● Assigned task: Scan the data for "Plane" and copy each matching line.

━━━━━ Recorded data ━━━━━

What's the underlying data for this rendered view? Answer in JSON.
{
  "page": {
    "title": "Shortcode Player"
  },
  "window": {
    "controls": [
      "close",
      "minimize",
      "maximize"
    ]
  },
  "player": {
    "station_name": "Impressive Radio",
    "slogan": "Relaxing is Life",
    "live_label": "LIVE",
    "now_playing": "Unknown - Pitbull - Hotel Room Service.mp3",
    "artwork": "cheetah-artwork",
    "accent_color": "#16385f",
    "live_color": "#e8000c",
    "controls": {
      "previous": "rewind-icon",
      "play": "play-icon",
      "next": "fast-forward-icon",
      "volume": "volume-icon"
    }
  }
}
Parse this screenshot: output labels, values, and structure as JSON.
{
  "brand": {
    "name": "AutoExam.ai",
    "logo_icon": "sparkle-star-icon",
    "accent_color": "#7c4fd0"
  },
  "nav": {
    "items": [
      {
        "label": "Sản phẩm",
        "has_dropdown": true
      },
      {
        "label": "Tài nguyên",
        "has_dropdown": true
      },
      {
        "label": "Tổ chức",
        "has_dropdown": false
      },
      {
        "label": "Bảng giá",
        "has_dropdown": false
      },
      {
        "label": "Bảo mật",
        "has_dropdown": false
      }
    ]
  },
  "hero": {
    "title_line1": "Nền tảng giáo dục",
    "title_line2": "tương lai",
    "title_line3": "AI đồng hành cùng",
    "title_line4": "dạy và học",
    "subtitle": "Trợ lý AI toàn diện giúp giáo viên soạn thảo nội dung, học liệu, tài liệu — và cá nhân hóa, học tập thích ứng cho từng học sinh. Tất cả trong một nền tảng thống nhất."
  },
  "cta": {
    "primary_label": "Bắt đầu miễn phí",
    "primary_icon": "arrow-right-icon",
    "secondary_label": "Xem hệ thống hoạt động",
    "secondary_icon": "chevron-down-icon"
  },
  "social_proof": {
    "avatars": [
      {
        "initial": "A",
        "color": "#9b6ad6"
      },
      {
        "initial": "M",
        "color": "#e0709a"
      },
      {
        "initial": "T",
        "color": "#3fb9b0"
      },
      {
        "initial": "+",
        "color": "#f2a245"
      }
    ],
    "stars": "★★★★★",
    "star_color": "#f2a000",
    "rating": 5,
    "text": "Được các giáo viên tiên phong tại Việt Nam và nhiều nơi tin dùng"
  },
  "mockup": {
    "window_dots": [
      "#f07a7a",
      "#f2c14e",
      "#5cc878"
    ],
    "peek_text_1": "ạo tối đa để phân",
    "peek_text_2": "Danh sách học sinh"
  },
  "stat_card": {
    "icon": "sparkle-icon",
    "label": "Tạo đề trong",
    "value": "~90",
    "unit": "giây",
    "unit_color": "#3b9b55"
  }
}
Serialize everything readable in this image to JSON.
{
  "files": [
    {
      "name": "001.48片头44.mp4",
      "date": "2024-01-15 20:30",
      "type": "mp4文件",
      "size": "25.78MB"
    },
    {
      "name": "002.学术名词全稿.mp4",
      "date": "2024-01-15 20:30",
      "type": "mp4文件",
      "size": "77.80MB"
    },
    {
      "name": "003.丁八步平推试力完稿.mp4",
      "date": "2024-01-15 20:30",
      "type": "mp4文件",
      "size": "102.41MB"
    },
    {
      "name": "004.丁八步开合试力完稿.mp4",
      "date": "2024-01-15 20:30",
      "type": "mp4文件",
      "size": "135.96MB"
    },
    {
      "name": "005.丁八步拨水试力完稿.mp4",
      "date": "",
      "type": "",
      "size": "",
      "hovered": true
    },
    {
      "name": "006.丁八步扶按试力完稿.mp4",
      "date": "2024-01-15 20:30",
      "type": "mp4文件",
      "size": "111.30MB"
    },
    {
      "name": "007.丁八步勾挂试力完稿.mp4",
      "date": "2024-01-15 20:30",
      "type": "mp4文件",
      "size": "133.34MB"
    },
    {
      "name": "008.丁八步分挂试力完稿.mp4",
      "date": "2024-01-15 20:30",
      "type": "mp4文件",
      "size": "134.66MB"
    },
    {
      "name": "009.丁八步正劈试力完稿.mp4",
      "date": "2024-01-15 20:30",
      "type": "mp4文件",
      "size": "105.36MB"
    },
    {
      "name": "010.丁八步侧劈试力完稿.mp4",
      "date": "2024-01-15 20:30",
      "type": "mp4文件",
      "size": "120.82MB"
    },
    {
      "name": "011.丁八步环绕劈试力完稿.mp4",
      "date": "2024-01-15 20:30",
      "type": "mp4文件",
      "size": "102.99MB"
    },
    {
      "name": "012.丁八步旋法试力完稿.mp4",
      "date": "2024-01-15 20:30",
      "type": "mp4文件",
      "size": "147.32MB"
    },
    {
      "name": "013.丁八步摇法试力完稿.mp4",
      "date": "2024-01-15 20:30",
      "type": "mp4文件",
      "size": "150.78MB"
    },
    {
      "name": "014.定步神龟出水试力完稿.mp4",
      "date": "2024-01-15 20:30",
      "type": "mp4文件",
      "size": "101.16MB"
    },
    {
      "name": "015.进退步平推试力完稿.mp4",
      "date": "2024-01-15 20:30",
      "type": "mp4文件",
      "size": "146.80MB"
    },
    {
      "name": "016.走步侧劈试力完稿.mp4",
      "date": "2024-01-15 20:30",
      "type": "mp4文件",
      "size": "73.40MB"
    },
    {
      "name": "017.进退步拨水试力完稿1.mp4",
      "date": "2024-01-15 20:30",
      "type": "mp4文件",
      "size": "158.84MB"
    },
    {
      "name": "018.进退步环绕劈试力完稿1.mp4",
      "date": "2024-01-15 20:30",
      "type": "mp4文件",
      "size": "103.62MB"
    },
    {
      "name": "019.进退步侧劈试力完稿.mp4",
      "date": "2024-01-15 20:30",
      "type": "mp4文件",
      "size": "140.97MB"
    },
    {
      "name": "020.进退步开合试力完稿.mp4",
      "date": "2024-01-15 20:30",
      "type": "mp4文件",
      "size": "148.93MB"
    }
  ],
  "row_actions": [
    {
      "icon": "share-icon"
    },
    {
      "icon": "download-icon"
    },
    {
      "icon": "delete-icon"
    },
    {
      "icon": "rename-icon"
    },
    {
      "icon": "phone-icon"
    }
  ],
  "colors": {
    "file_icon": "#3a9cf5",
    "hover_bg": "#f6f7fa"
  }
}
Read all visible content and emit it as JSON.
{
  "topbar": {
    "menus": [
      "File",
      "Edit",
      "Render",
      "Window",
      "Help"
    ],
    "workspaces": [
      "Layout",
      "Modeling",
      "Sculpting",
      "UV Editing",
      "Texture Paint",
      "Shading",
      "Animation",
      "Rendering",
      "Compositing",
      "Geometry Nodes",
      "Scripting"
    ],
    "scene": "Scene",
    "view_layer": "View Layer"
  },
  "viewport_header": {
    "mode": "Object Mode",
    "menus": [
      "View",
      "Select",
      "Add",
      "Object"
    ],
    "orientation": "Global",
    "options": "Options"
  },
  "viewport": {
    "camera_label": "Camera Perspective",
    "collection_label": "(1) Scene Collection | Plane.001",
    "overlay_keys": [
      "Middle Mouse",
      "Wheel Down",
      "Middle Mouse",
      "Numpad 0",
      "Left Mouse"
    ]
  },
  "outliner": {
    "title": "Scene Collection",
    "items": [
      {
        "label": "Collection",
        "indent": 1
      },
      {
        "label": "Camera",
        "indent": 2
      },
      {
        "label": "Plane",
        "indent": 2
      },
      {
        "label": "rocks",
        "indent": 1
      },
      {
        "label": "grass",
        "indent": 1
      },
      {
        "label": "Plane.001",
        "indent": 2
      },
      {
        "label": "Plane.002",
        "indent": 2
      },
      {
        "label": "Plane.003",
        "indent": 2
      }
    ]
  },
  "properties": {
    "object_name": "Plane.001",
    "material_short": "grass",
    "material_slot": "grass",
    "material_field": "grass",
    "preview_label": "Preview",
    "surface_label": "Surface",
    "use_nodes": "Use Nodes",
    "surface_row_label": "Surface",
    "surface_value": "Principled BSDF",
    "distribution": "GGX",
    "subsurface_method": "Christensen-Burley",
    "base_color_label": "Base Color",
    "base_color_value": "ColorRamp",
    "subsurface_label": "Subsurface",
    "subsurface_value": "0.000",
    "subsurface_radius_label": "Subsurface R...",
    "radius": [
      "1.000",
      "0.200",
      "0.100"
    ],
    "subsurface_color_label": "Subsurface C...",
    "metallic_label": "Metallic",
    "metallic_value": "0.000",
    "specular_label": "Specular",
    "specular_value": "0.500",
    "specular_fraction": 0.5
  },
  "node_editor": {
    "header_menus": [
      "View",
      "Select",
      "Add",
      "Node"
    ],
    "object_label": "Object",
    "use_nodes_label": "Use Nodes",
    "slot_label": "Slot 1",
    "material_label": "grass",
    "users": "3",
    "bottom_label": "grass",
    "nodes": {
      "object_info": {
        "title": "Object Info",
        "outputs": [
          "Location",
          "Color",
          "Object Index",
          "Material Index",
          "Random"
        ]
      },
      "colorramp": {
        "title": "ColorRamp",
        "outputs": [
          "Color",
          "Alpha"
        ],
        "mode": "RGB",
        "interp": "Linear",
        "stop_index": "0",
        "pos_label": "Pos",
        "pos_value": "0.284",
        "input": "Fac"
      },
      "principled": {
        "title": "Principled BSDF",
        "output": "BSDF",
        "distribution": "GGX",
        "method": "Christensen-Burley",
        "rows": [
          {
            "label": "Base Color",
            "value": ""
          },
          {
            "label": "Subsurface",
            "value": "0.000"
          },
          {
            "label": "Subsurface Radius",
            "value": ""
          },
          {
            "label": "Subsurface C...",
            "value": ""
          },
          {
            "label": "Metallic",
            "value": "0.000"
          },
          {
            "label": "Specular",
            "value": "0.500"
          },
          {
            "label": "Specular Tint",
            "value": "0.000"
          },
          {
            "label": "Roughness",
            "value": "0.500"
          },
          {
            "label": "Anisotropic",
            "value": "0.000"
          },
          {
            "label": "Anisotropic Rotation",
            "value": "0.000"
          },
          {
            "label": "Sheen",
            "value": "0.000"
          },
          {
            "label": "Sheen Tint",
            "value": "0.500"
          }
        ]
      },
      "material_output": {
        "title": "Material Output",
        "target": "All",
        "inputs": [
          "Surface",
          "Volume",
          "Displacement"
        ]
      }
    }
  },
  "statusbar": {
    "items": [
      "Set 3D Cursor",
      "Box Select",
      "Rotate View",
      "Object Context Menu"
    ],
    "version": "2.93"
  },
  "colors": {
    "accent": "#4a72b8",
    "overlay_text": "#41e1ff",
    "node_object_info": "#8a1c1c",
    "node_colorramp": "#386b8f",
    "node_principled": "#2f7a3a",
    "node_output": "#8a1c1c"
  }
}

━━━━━

● Task response:
    "collection_label": "(1) Scene Collection | Plane.001",
        "label": "Plane",
        "label": "Plane.001",
        "label": "Plane.002",
        "label": "Plane.003",
    "object_name": "Plane.001",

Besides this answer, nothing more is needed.